- Some courses are restricted to certain students within the first-year student population. (ie Scholars and Exploratory Studies)
- FYI courses are identified by a Q affixed to the end of the course section number, eg. 002Q.
- Course offerings change from academic year to academic year and semester to semester based.
- During the fall semester, FYI sections are open only to incoming (newly arrived) first-year students.
- Additional Fall FYI courses are “linked” to USC 101, an Exploratory Studies course. These courses are open only to Exploratory Studies students.
This spring, we are offering five sections of FYI with in-person/hybrid and online options. These courses are a great springboard for Spring Connect students! Make sure to register for the section of the course with the “Q” designation.
COM 112: Interpersonal Communication GEP: Social Sciences
Explores self-concept, language and culture, self-disclosure, active listening, verbal and nonverbal communication, and
conflict management. This class is all about relationships! We discuss how we form, maintain, and sometimes end
friendships, as well as family, romantic, and workplace relationships. We will examine our own lives, as well as examples
from social media, television, movies, and other media. Each week we will enjoy discussions that apply what we learn
to real-life examples, as well as methods to improve our relationships. (section 005Q, T/R 10:15-11:30am)
STS 323: World Population and Food Prospects GEP: Interdisciplinary Perspectives GEP: Global Knowledge
Examines the dynamics of population size and food needs, production, distribution, and utilization. The course also
analyzes the consequences of inadequate nutrition, food choices, and efforts to increase the compatibility of effective

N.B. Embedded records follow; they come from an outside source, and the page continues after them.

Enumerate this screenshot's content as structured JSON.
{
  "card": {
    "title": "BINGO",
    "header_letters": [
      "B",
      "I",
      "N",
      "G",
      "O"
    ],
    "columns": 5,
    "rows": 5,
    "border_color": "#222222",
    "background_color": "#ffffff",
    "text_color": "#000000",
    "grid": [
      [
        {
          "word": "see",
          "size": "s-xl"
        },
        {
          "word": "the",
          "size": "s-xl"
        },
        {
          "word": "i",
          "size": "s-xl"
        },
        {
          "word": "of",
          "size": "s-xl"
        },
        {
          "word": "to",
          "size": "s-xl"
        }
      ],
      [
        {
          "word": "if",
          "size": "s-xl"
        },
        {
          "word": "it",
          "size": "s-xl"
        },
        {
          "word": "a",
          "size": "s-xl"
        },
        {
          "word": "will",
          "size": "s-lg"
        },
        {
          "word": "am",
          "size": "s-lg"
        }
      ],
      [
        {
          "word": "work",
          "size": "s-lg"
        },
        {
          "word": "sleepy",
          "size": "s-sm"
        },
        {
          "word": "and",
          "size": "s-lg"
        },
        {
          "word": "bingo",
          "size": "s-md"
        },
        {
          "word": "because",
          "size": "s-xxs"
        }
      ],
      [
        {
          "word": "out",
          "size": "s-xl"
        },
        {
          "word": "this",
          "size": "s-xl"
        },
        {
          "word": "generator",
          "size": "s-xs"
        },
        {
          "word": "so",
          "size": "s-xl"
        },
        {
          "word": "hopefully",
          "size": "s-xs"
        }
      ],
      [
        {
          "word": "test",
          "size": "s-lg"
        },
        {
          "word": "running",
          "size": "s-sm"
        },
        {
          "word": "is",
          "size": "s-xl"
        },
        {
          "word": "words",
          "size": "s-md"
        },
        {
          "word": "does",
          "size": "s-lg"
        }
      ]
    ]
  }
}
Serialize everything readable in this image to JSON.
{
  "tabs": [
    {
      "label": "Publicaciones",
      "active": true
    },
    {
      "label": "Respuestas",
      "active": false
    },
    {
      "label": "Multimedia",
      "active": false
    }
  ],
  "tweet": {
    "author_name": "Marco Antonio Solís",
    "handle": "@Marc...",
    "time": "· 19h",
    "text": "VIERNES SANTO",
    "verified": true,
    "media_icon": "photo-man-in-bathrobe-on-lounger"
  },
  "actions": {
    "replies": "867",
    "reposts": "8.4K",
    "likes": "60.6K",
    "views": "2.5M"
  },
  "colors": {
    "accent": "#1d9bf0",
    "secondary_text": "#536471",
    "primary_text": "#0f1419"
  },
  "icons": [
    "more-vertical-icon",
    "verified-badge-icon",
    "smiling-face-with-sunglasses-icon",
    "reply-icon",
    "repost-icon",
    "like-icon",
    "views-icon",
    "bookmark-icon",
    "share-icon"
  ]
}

food production systems. (section 002Q, T/R 4:30-5:45pm)
HI 216: Latin America Since 1826 GEP: Humanities
Designed to introduce students to the history of Latin America during the national period. It takes a thematic
approach, with numerous case studies, examining such topics as the enduring influence of colonial structures and
practices, tensions between nineteenth-century liberals and conservatives and divergent approaches to economic
development. It also explores revolutionary movements, migration issues, U.S. regional influence, the new left, and the
rise of drug cartels. (section 002Q, M/W 1:30-2:45pm)
WGS 200: Introduction to Women’s Studies GEP: US Diversity
Spans the humanities, social sciences, and natural sciences. In this class, we will use academic sources, social media, documentary, television, movies, and other sources to explore where and how gender shows up in our lives alongside other identities. People of all genders will learn more about the systems, practices, and possibilities for what gender does and can mean in our lives. By the end of the class, you will be better prepared to engage in discussions about gender in everyday life including in relationships, institutions, history/ies, and possible futures. (section 002Q M/W 11:45am-1:00pm)
MUS 210: Introduction to Popular Music: 1950s-1970s GEP: US Diversity GEP: Visual & Performing Arts
Examines the stylistic development and cultural impact of popular music from the 1950s through the 1970s. Musical
styles discussed include American and British rock, country, R&B, Motown, soul, funk, disco, and punk. No prior musical
knowledge is necessary. (section 001Q, M/W 3:00-4:15pm)